It has been a blast so far. It came about not by accident, but kind of as a fluke. It started with my boss, Sam Register, mentioning to me that they were thinking about rebooting the “Justice League” animated series. But he said they didn’t want to just go back and do a direct continuation of the old show, they wanted to do something really fresh and different and new. He said if I have any ideas to let him know. I said, “OK, I’ll think about it.” So I was thinking about that.
Around the same time, DC Comics was doing the New 52, the big reboot, and for some reason it made me think of when they brought back the Green Lantern and The Flash back in the late ’50s, and they basically threw out almost everything that made them who they were in the Golden Age. They basically kept their name and the gimmick, and they gave them all new origin stories, new powers, new costumes and new alter egos, and I thought, “Wouldn’t that be cool if you did that same level of reboot with the big three who are normally untouchable?” I started bouncing some ideas around and came up with what ultimately became the new “Gods and Monsters” versions of Superman, Batman and Wonder Woman. I pitched it to Sam and he said, “Wow, that’s really cool!” He thought it was probably a little too extreme for a TV series. He said, “I probably want to stay a little more traditional than that, but it would probably make a really excellent direct-to-video movie.” I thought, “OK, that would work.” So I pitched it to home video. They loved it and off we went.
Once we started to get going, DC Comics got excited about the idea, they said, “Oh, we’d like to do a comic book tie-in.” I said, “OK, that would be great.” So we’re doing that. Then Machinima got wind of it and said, “This is really exciting — the whole Justice League idea. We would love to do shorts or a webseries based on those versions of the characters.” It just snowballed. It has been fun.
I know we’re still at the beginning of the “Gods and Monsters” story, but you already know you have Season Two ordered. Where are you in development for stories in that season?
It is still in a pretty early phase. We are still breaking the stories for it. We have a rough idea of what we’re going to do. It’s been really tricky, because on one hand, it is like an actual season of a regular TV show where it does have a bit of a story arc that pays off at the end of the season. At the same time, Machinima was really insistent that each episode not end with “To be continued…” They wanted each episode to be more of a standalone. I was like, “OK, we’re going to try and have our cake and eat it.” It’s been fun figuring out exactly how to do that. It’s actually been great. The fact that the lengths are so short — in a weird way, it opens us up and automatically puts us outside the box. All the rules that we know about how to normally tell a regular series of any regular show in a 22-minute length are superfluous. It’s completely irrelevant.

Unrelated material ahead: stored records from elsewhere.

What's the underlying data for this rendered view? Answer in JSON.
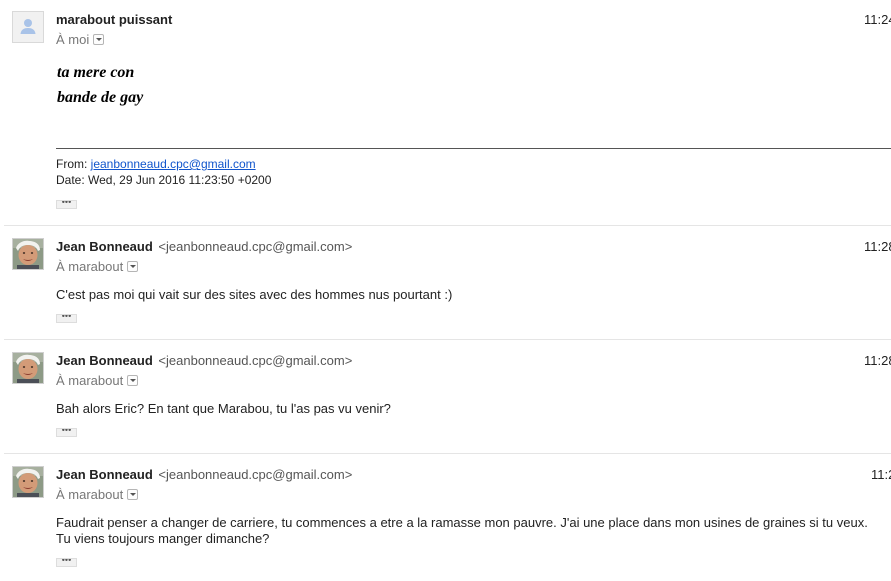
{
  "messages": [
    {
      "sender_name": "marabout puissant",
      "sender_email": "",
      "time": "11:24",
      "recipient": "À moi",
      "body_lines": [
        "ta mere con",
        "bande de gay"
      ],
      "quoted": {
        "from_label": "From: ",
        "from_address": "jeanbonneaud.cpc@gmail.com",
        "date_line": "Date: Wed, 29 Jun 2016 11:23:50 +0200"
      },
      "ellipsis": "•••"
    },
    {
      "sender_name": "Jean Bonneaud",
      "sender_email": "<jeanbonneaud.cpc@gmail.com>",
      "time": "11:28",
      "recipient": "À marabout",
      "body_lines": [
        "C'est pas moi qui vait sur des sites avec des hommes nus pourtant :)"
      ],
      "ellipsis": "•••"
    },
    {
      "sender_name": "Jean Bonneaud",
      "sender_email": "<jeanbonneaud.cpc@gmail.com>",
      "time": "11:28",
      "recipient": "À marabout",
      "body_lines": [
        "Bah alors Eric? En tant que Marabou, tu l'as pas vu venir?"
      ],
      "ellipsis": "•••"
    },
    {
      "sender_name": "Jean Bonneaud",
      "sender_email": "<jeanbonneaud.cpc@gmail.com>",
      "time": "11:2",
      "recipient": "À marabout",
      "body_lines": [
        "Faudrait penser a changer de carriere, tu commences a etre a la ramasse mon pauvre. J'ai une place dans mon usines de graines si tu veux.",
        "Tu viens toujours manger dimanche?"
      ],
      "ellipsis": "•••"
    }
  ],
  "colors": {
    "link": "#1155cc",
    "divider": "#e5e5e5",
    "muted": "#777777"
  },
  "icons": {
    "blank_avatar": "person-silhouette-icon",
    "photo_avatar": "sender-photo",
    "recipient_dropdown": "chevron-down-icon",
    "trimmed_content": "ellipsis-icon"
  }
}
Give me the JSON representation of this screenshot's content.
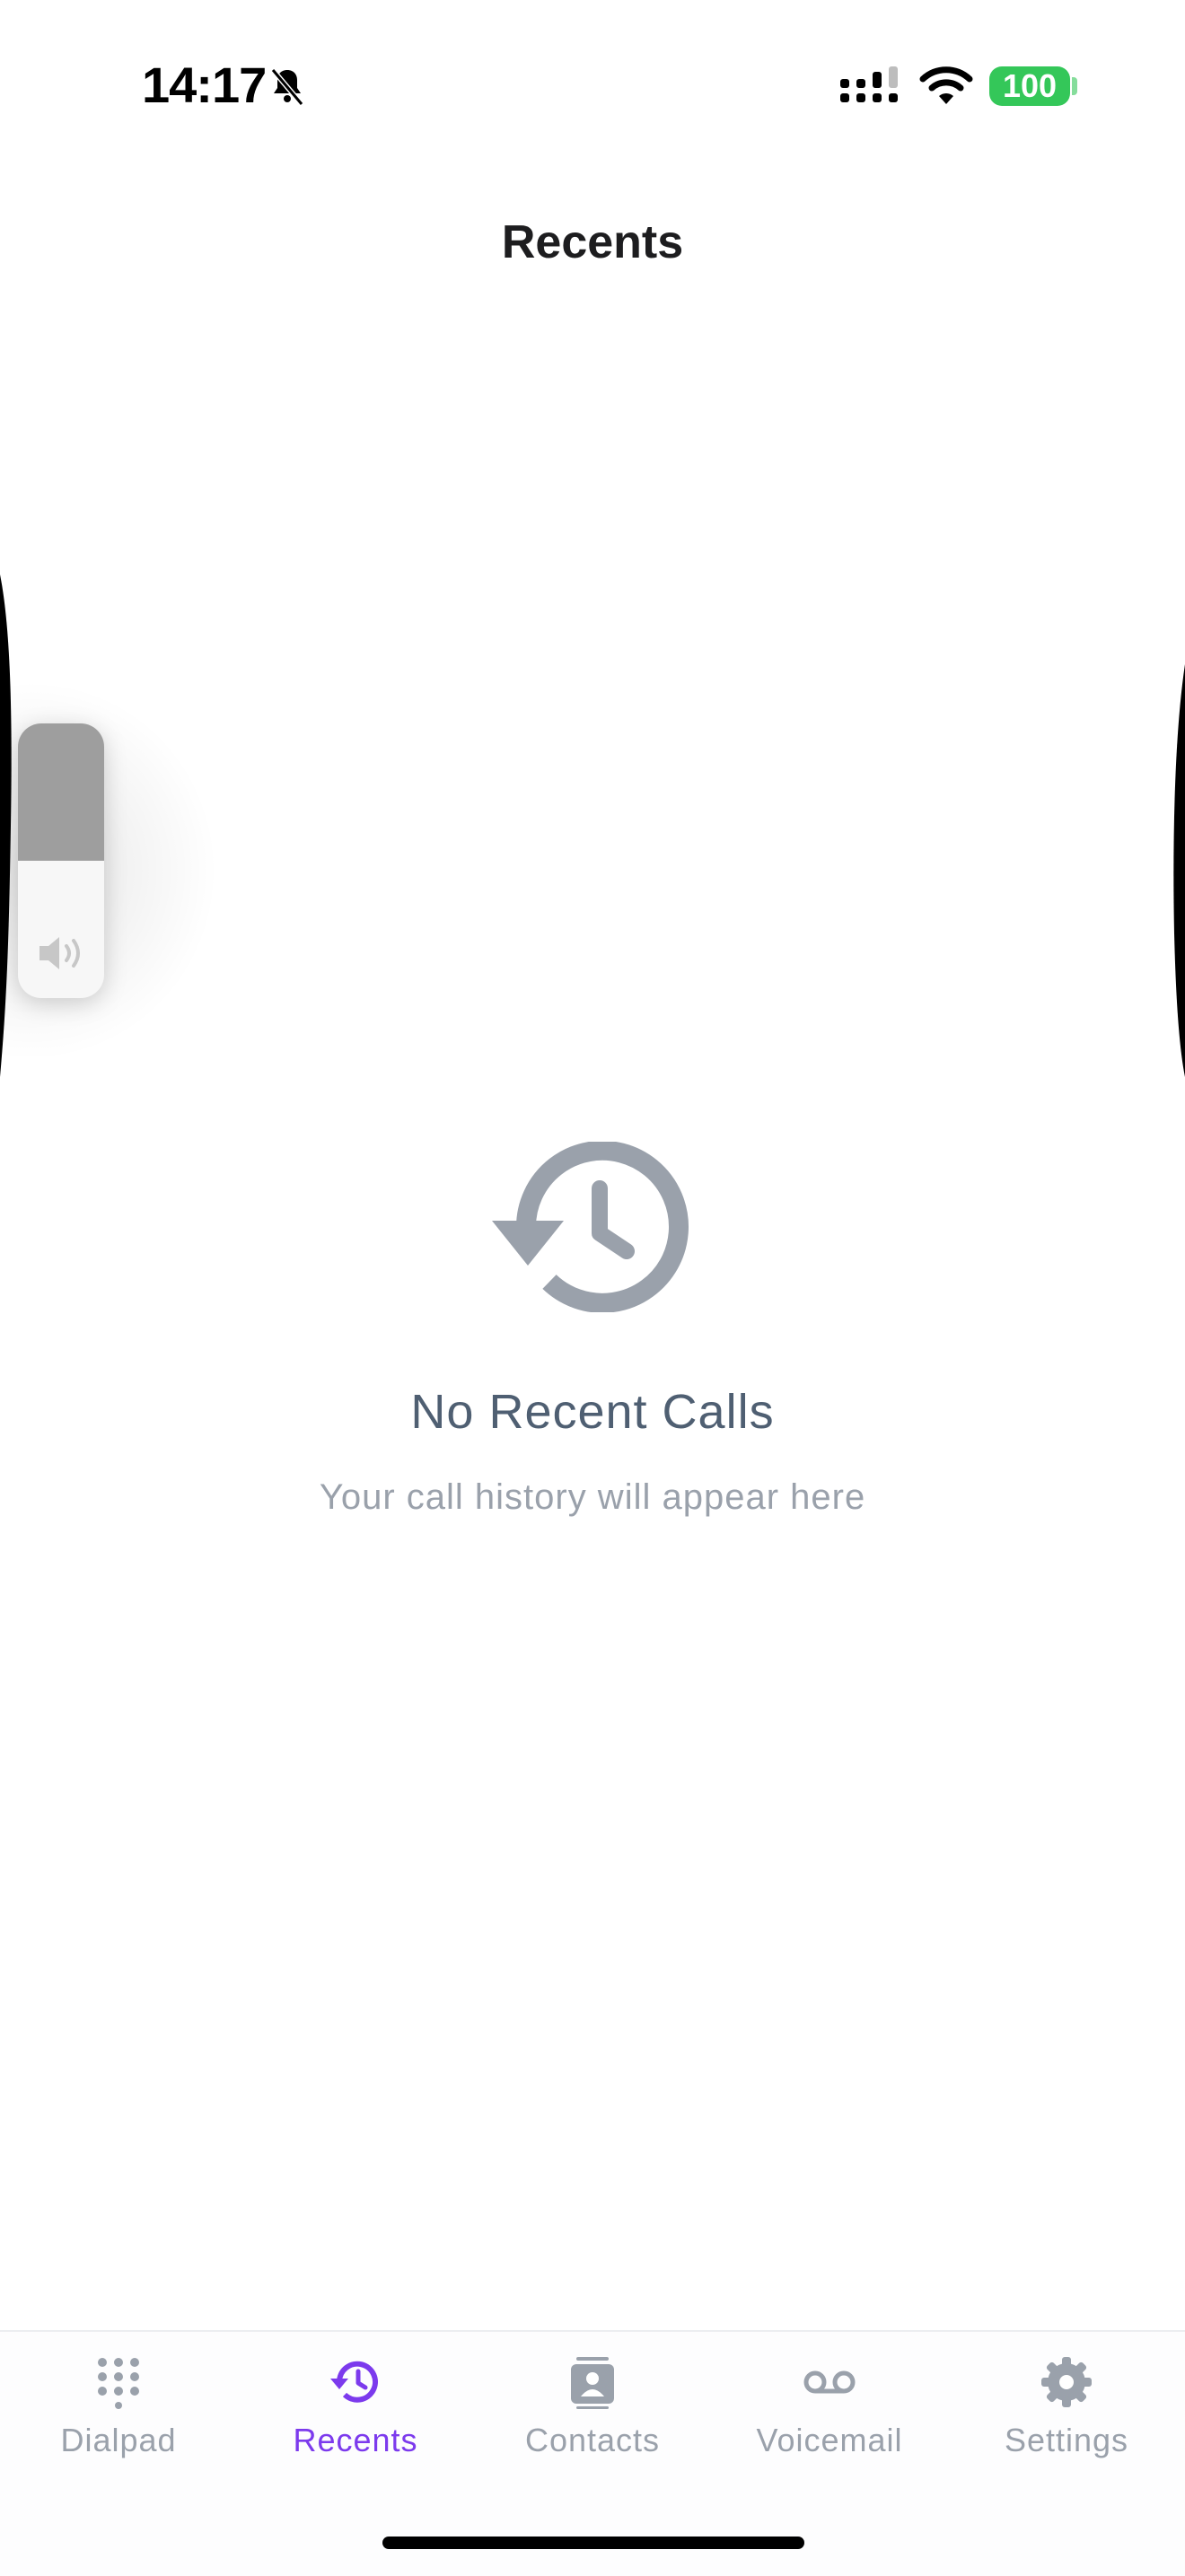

We have to make new rules. It’s been freeing. Since they’re only seven minutes long, and there’s a good number of them, then we can afford to take some episodes that aren’t even about Superman and Batman or whoever. It could be just about introducing a new Justice League member, and be just all about them.
“Justice League: Gods and Monsters Chronicles” begins June 8. The animated feature film directed by Sam Liu, produced by Timm and Alan Burnett, and starring Benjamin Bratt, Michael C. Hall, and Tamara Taylor, arrives July 28.